Originally, the student was only going to receive an MIP citation, which was requested by Celebrezze, but became “belligerent” with Celebrezze, which is when Celebrezze requested the sheriff arrest him, according to the sheriff’s report. In an interview Dec. 3 with The Apple Leaf, Celebrezze revised his statement, saying there were three students law enforcement were “dealing with” during the event.

“We have no interest in any type of rebuttal to the [Nov. 26] article and are both moving forward,” Celebrezze and Assistant Principal Dave Perkins said in an email to The Apple Leaf. “All members of the Wenatchee High School administration believe and demonstrate through action that students making good choices is paramount to their learning, safety, and well-being.”


According to the 2012 Washington Healthy Youth Survey, WHS sophomores and seniors were higher than the state average by up to five-percent for alcohol use, binge drinking, substance use at school, and marijuana use.

According to Celebrezze, one reason he sees for the higher statistics, compared to the state or metro areas, could be the socioeconomic demographics at WHS.

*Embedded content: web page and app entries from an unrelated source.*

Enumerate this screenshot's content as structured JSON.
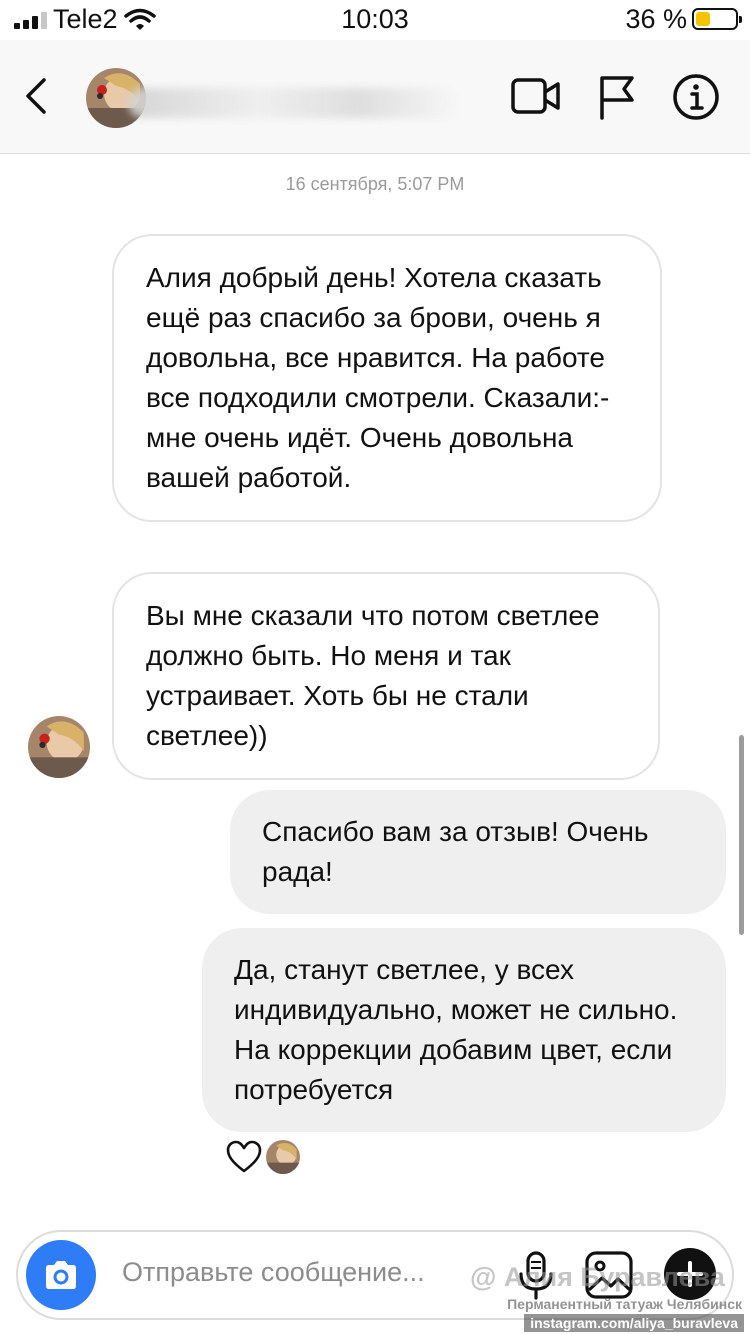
{
  "status_bar": {
    "carrier": "Tele2",
    "time": "10:03",
    "battery_percent": "36 %",
    "battery_level": 0.36
  },
  "header": {
    "icons": [
      "back-icon",
      "video-call-icon",
      "flag-icon",
      "info-icon"
    ]
  },
  "conversation": {
    "timestamp": "16 сентября, 5:07 PM",
    "messages": [
      {
        "sender": "them",
        "text": "Алия добрый день! Хотела сказать ещё раз спасибо за брови, очень я довольна, все нравится.  На работе все подходили смотрели. Сказали:- мне очень идёт.  Очень довольна вашей работой."
      },
      {
        "sender": "them",
        "text": "Вы мне сказали что потом светлее должно быть. Но меня и так устраивает. Хоть бы не стали светлее))"
      },
      {
        "sender": "me",
        "text": "Спасибо вам за отзыв! Очень рада!"
      },
      {
        "sender": "me",
        "text": "Да, станут светлее, у всех индивидуально, может не сильно. На коррекции добавим цвет, если потребуется"
      }
    ],
    "reaction": "heart-icon"
  },
  "composer": {
    "placeholder": "Отправьте сообщение...",
    "icons": [
      "camera-icon",
      "microphone-icon",
      "gallery-icon",
      "plus-icon"
    ],
    "accent_color": "#2e7cf6"
  },
  "watermark": {
    "title": "@ Алия Буравлева",
    "subtitle": "Перманентный татуаж Челябинск",
    "url": "instagram.com/aliya_buravleva"
  }
}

McCubbin said this is the third school year that the freshman class has received an intervention education “crash course,” called Project Success, initiated by the state Department of Behavioral Health Resources. Since the state marijuana laws have changed, McCubbin said her caseload of student-users has gone up.

The 2014 Healthy Youth Survey was completed last school year, and the results will be available to school district administrators in March. These results will be compared to 2012’s, Durden said.

The Healthy Youth Survey is administered by the Washington Department of Health.